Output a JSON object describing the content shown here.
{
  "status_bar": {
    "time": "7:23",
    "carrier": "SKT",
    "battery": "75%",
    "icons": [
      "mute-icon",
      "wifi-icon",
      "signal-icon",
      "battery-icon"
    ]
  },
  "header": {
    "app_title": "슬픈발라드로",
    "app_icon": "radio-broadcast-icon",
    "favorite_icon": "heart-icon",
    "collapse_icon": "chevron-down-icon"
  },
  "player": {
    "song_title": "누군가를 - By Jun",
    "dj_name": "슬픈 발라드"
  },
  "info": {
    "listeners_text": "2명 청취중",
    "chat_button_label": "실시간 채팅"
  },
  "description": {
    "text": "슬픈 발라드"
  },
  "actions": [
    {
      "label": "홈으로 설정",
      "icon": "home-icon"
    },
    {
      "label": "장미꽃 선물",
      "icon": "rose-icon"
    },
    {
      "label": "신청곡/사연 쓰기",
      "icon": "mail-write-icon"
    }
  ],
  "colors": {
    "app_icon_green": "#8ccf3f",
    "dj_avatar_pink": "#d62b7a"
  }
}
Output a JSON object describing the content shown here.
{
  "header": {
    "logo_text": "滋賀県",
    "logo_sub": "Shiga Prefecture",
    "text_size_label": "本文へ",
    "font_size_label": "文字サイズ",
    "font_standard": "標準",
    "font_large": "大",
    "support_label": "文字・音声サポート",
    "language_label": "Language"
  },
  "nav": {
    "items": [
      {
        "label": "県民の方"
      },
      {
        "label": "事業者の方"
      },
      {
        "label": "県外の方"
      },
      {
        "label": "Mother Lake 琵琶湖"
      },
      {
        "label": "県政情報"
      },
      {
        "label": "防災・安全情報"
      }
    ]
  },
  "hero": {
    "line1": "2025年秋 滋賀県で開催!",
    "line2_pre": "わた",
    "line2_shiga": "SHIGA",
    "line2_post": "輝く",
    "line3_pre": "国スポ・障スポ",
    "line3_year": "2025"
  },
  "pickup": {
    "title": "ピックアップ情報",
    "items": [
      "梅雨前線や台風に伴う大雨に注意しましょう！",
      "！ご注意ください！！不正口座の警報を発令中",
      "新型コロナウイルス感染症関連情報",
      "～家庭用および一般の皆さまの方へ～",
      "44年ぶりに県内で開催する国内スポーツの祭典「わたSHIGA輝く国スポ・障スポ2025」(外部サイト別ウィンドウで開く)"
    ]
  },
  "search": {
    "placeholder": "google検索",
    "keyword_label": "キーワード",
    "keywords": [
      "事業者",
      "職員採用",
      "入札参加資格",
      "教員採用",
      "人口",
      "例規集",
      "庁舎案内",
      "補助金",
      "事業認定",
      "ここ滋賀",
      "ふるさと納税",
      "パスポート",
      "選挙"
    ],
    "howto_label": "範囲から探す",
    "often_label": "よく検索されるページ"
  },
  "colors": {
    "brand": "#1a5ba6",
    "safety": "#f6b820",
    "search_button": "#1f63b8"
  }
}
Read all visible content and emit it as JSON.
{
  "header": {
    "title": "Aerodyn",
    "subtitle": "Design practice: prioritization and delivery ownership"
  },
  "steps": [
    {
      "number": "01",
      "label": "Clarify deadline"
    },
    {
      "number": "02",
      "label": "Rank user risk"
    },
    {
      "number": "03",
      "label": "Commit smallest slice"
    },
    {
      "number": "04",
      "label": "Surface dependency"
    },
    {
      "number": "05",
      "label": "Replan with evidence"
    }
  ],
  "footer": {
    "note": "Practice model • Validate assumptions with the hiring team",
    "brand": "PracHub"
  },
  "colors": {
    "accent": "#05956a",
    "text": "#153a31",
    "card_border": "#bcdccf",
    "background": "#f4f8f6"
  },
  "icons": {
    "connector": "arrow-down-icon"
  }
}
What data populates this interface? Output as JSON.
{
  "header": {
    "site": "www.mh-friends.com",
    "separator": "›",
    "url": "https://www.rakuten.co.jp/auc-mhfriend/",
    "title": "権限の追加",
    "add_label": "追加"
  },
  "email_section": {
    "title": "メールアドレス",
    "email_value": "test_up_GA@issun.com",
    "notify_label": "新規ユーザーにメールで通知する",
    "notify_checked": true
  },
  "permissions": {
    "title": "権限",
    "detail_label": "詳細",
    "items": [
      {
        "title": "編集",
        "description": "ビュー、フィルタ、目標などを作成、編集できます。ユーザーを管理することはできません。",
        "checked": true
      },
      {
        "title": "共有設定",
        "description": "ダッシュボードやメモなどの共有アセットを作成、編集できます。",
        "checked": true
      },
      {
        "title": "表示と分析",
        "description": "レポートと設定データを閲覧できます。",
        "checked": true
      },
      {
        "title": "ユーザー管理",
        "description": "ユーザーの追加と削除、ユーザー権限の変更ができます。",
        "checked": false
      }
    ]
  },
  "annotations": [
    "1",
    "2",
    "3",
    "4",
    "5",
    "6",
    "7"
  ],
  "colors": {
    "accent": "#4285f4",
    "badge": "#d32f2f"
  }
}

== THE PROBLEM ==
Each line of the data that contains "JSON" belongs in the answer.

== ANSWER TO THE EXERCISE ==
Output a JSON object describing the content shown here.
Output a JSON object describing the content shown here.
Read all visible content and emit it as JSON.
What data populates this interface? Output as JSON.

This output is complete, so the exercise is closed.